Next Monday morning, 19 November, shareholders of Fairfax Media will gather in Sydney to vote on the company’s proposed merger with the Nine Entertainment Co. Probably uppermost in their minds will be the prospect of healthy dividends and a return on their investment. They might be worried that the deal looks less enticing than it did earlier in the year, but they would be relieved that the Australian Competition and Consumer Commission decided last week not to oppose it.
It is unlikely many shareholders will be worried — as Margaret Simons was in Inside Story last week — by ACCC head Rod Sims’s finding that competition in the Australian news market will be reduced, though not substantially reduced, if the merger proceeds. As Simons argued, the ACCC’s decision accorded with its legislation, but the legislation is inadequate and outdated, and fails to tackle the news and information needs of people as citizens rather than as consumers.

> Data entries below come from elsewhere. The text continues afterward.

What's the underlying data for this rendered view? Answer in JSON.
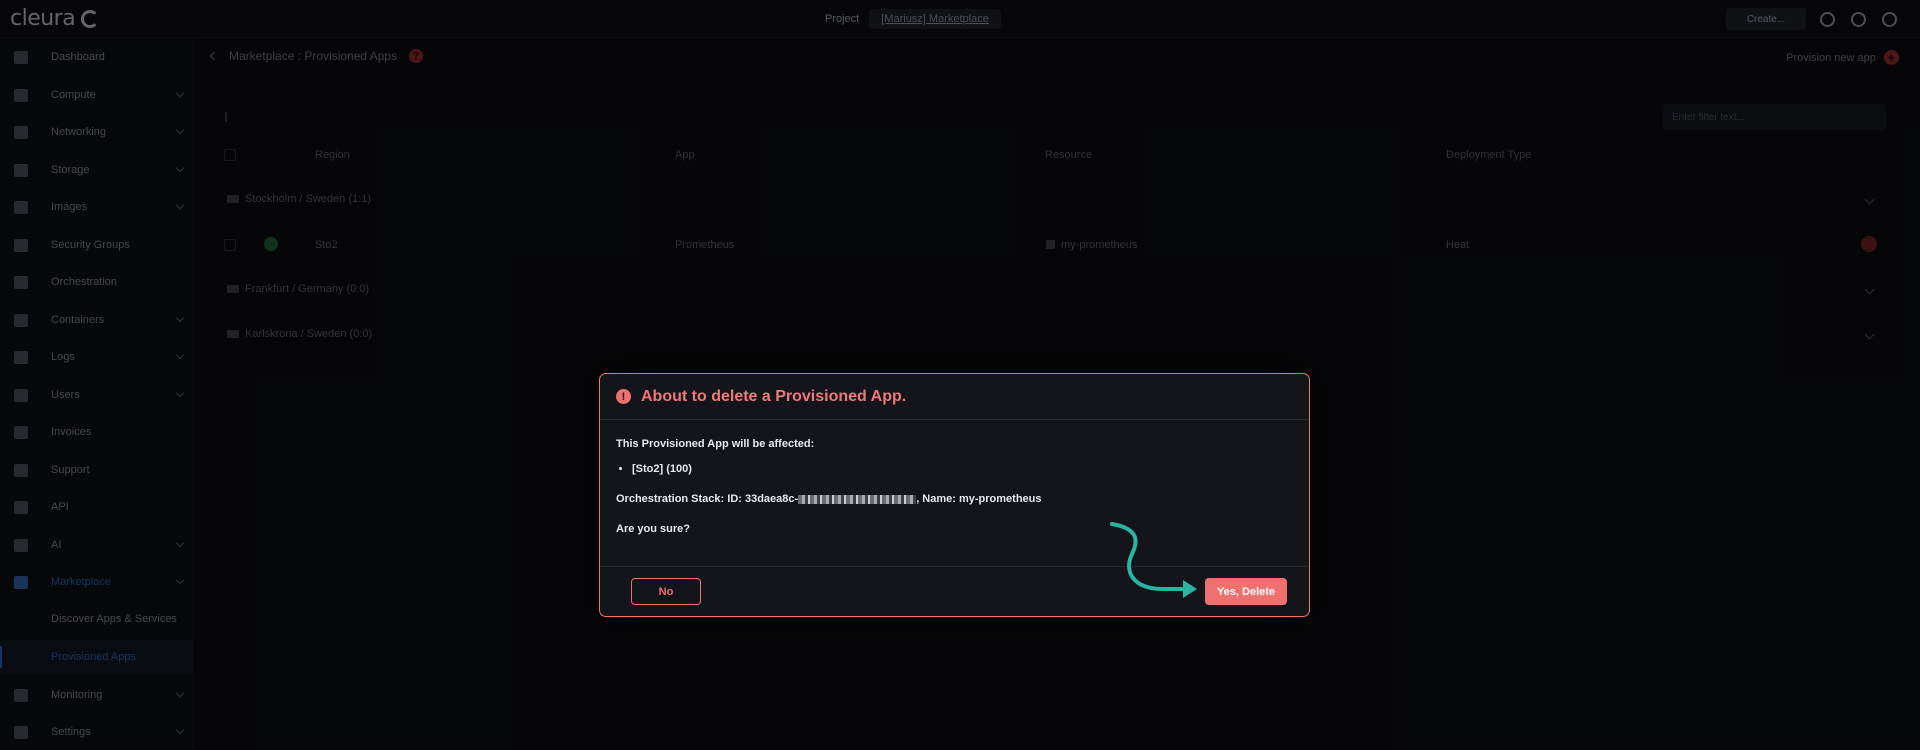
{
  "app": {
    "logo_text": "cleura"
  },
  "topbar": {
    "project_label": "Project",
    "project_value": "[Mariusz] Marketplace",
    "create_label": "Create..."
  },
  "sidebar": {
    "items": [
      {
        "label": "Dashboard",
        "icon": "dashboard-icon",
        "has_chevron": false
      },
      {
        "label": "Compute",
        "icon": "compute-icon",
        "has_chevron": true
      },
      {
        "label": "Networking",
        "icon": "networking-icon",
        "has_chevron": true
      },
      {
        "label": "Storage",
        "icon": "storage-icon",
        "has_chevron": true
      },
      {
        "label": "Images",
        "icon": "images-icon",
        "has_chevron": true
      },
      {
        "label": "Security Groups",
        "icon": "shield-icon",
        "has_chevron": false
      },
      {
        "label": "Orchestration",
        "icon": "orchestration-icon",
        "has_chevron": false
      },
      {
        "label": "Containers",
        "icon": "containers-icon",
        "has_chevron": true
      },
      {
        "label": "Logs",
        "icon": "logs-icon",
        "has_chevron": true
      },
      {
        "label": "Users",
        "icon": "users-icon",
        "has_chevron": true
      },
      {
        "label": "Invoices",
        "icon": "invoices-icon",
        "has_chevron": false
      },
      {
        "label": "Support",
        "icon": "support-icon",
        "has_chevron": false
      },
      {
        "label": "API",
        "icon": "api-icon",
        "has_chevron": false
      },
      {
        "label": "AI",
        "icon": "ai-icon",
        "has_chevron": true
      },
      {
        "label": "Marketplace",
        "icon": "cart-icon",
        "has_chevron": true
      },
      {
        "label": "Monitoring",
        "icon": "monitoring-icon",
        "has_chevron": true
      },
      {
        "label": "Settings",
        "icon": "gear-icon",
        "has_chevron": true
      }
    ],
    "subitems": [
      {
        "label": "Discover Apps & Services"
      },
      {
        "label": "Provisioned Apps"
      }
    ]
  },
  "main": {
    "breadcrumb": "Marketplace : Provisioned Apps",
    "provision_label": "Provision new app",
    "filter_placeholder": "Enter filter text...",
    "columns": [
      "Region",
      "App",
      "Resource",
      "Deployment Type"
    ],
    "groups": [
      {
        "label": "Stockholm / Sweden (1:1)"
      },
      {
        "label": "Frankfurt / Germany (0:0)"
      },
      {
        "label": "Karlskrona / Sweden (0:0)"
      }
    ],
    "row": {
      "region": "Sto2",
      "app": "Prometheus",
      "resource": "my-prometheus",
      "deployment_type": "Heat"
    }
  },
  "dialog": {
    "title": "About to delete a Provisioned App.",
    "affected_text": "This Provisioned App will be affected:",
    "affected_item": "[Sto2] (100)",
    "stack_prefix": "Orchestration Stack: ID: 33daea8c-",
    "stack_suffix": ", Name: my-prometheus",
    "confirm_text": "Are you sure?",
    "no_label": "No",
    "yes_label": "Yes, Delete",
    "accent_color": "#f07070",
    "arrow_color": "#2ab5a0"
  }
}
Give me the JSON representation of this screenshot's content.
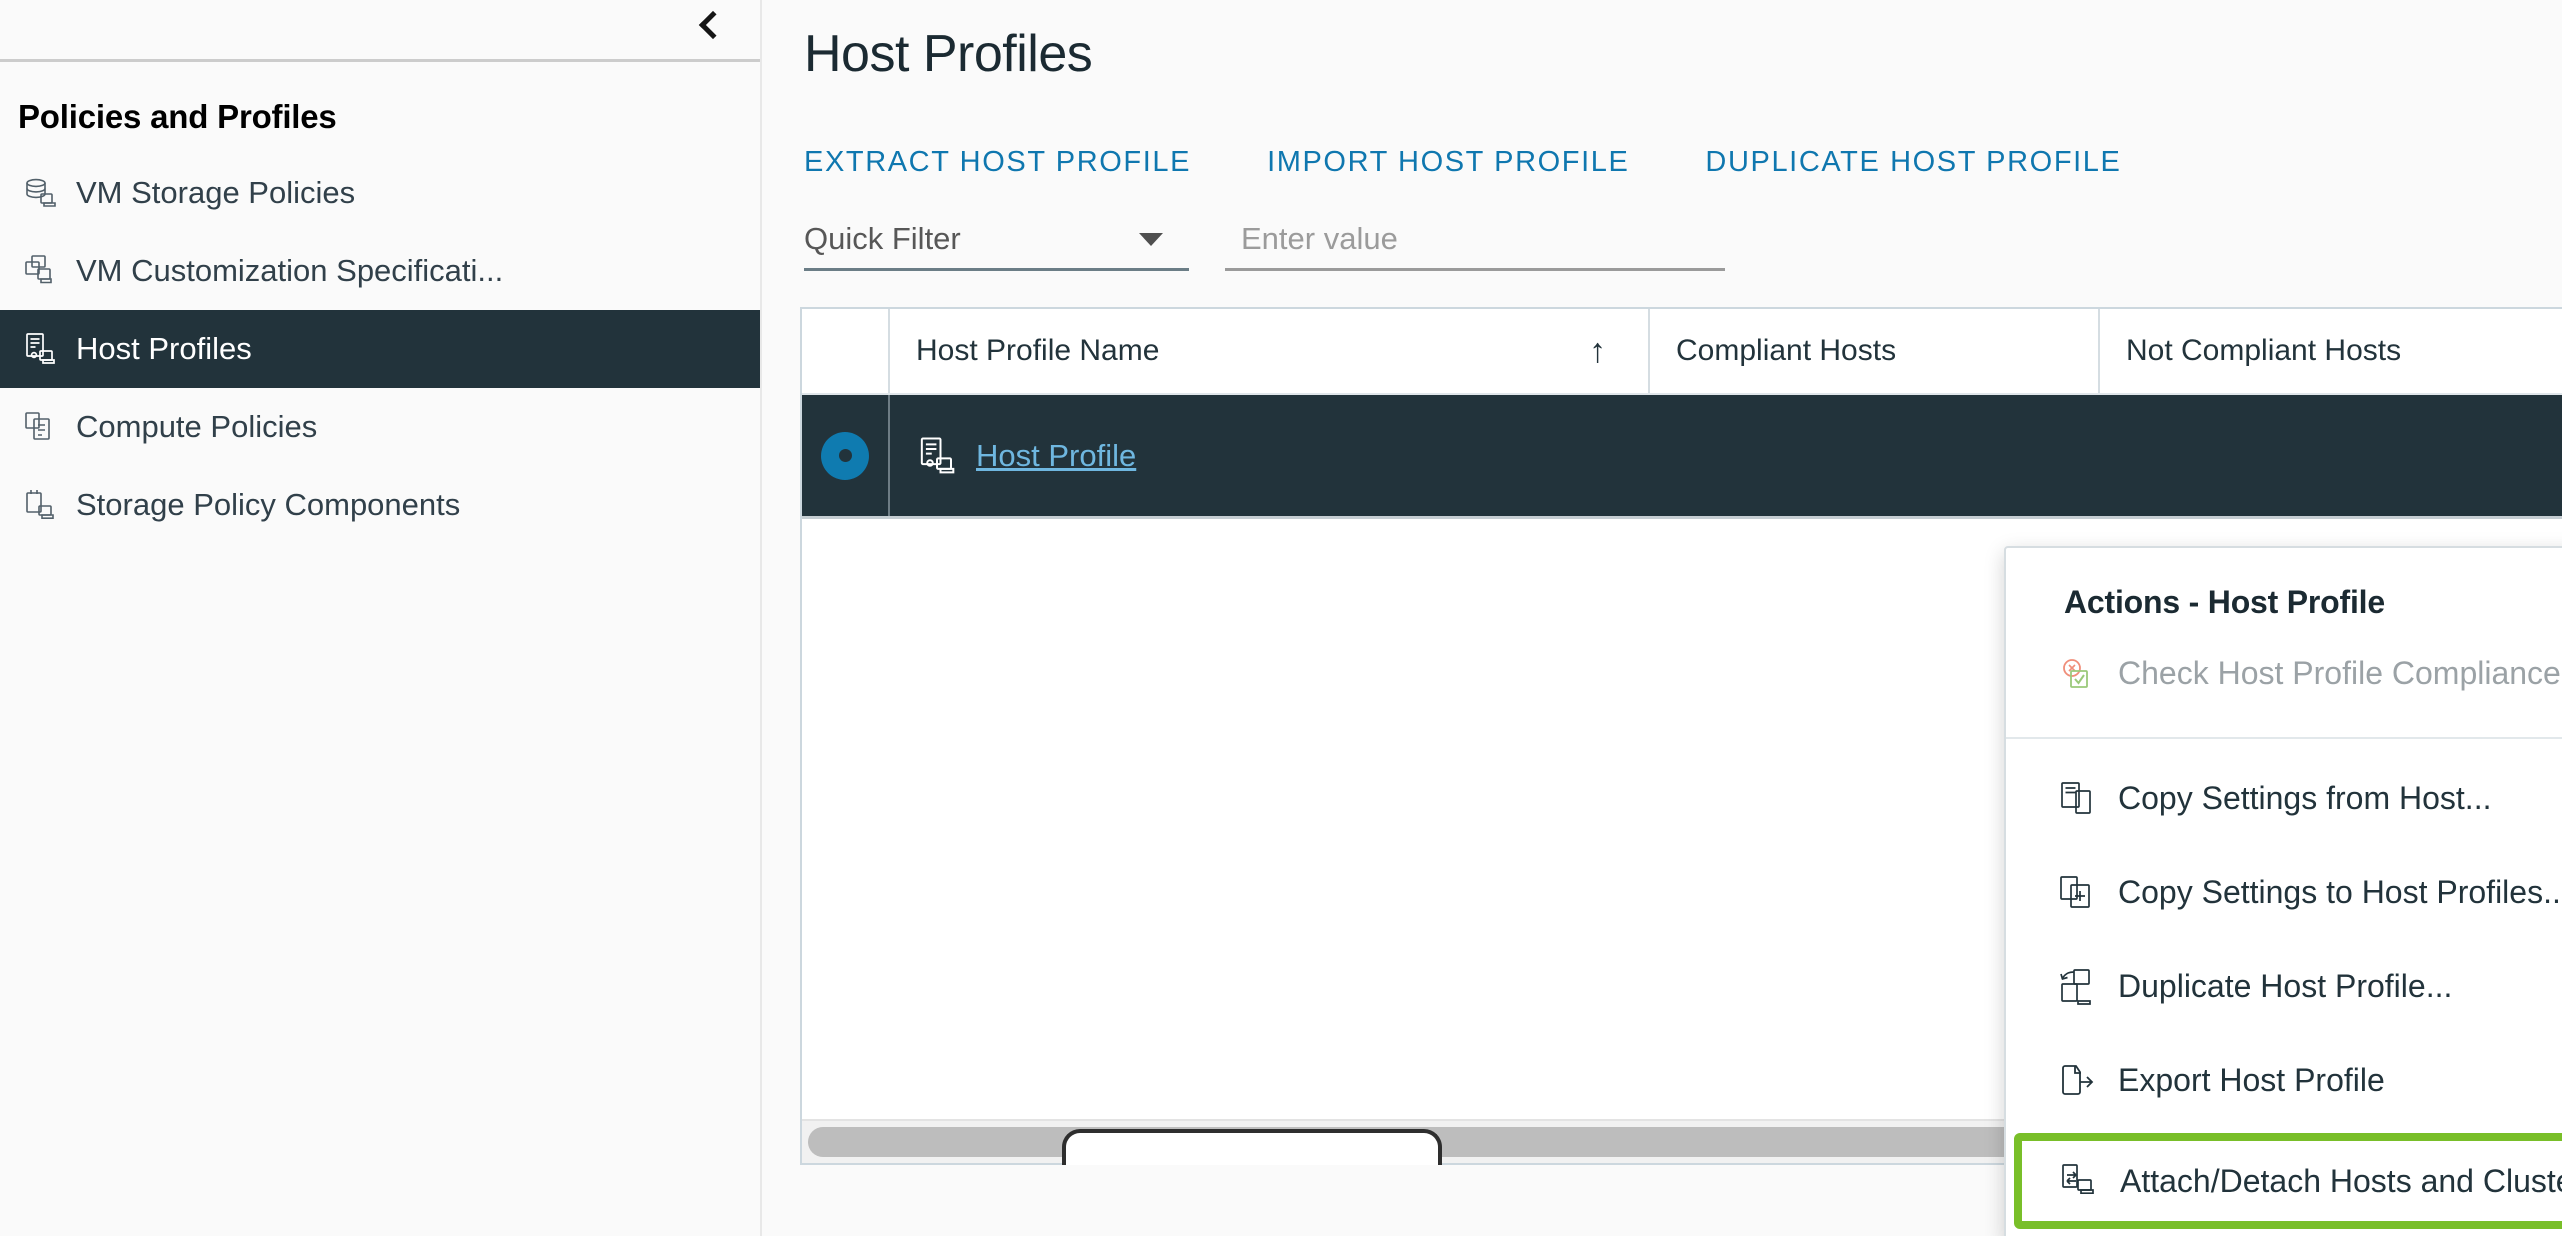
{
  "sidebar": {
    "collapse_icon": "chevron-left-icon",
    "title": "Policies and Profiles",
    "items": [
      {
        "label": "VM Storage Policies",
        "icon": "vm-storage-policy-icon",
        "selected": false
      },
      {
        "label": "VM Customization Specificati...",
        "icon": "vm-customization-icon",
        "selected": false
      },
      {
        "label": "Host Profiles",
        "icon": "host-profile-icon",
        "selected": true
      },
      {
        "label": "Compute Policies",
        "icon": "compute-policy-icon",
        "selected": false
      },
      {
        "label": "Storage Policy Components",
        "icon": "storage-policy-component-icon",
        "selected": false
      }
    ]
  },
  "main": {
    "page_title": "Host Profiles",
    "actions": [
      {
        "label": "EXTRACT HOST PROFILE"
      },
      {
        "label": "IMPORT HOST PROFILE"
      },
      {
        "label": "DUPLICATE HOST PROFILE"
      }
    ],
    "filter": {
      "select_label": "Quick Filter",
      "select_icon": "chevron-down-icon",
      "input_value": "",
      "input_placeholder": "Enter value"
    },
    "table": {
      "columns": [
        {
          "label": "Host Profile Name",
          "sort_icon": "sort-ascending-arrow"
        },
        {
          "label": "Compliant Hosts"
        },
        {
          "label": "Not Compliant Hosts"
        }
      ],
      "rows": [
        {
          "selected": true,
          "radio_icon": "radio-selected-icon",
          "name_icon": "host-profile-icon",
          "name": "Host Profile"
        }
      ]
    }
  },
  "context_menu": {
    "header": "Actions - Host Profile",
    "disabled_item": {
      "label": "Check Host Profile Compliance",
      "icon": "compliance-check-icon"
    },
    "items": [
      {
        "label": "Copy Settings from Host...",
        "icon": "copy-from-host-icon",
        "highlighted": false
      },
      {
        "label": "Copy Settings to Host Profiles...",
        "icon": "copy-to-profiles-icon",
        "highlighted": false
      },
      {
        "label": "Duplicate Host Profile...",
        "icon": "duplicate-profile-icon",
        "highlighted": false
      },
      {
        "label": "Export Host Profile",
        "icon": "export-profile-icon",
        "highlighted": false
      },
      {
        "label": "Attach/Detach Hosts and Clusters...",
        "icon": "attach-detach-icon",
        "highlighted": true
      }
    ]
  },
  "colors": {
    "accent_link": "#0f77af",
    "selected_row_bg": "#22333b",
    "highlight_border": "#79bf29",
    "radio_fill": "#0f7bb0",
    "row_link": "#6fb7e0"
  }
}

Whether shareholders worry about such issues is their prerogative. But the supply of what is sometimes called public interest journalism, and what Fairfax Media’s chief executive Greg Hywood calls “quality journalism,” is vital to the nation’s democratic health, and for many decades Fairfax’s news outlets have been a core contributor. So the fate of Fairfax’s journalism is an issue for us all.
Read the full article on Inside Story.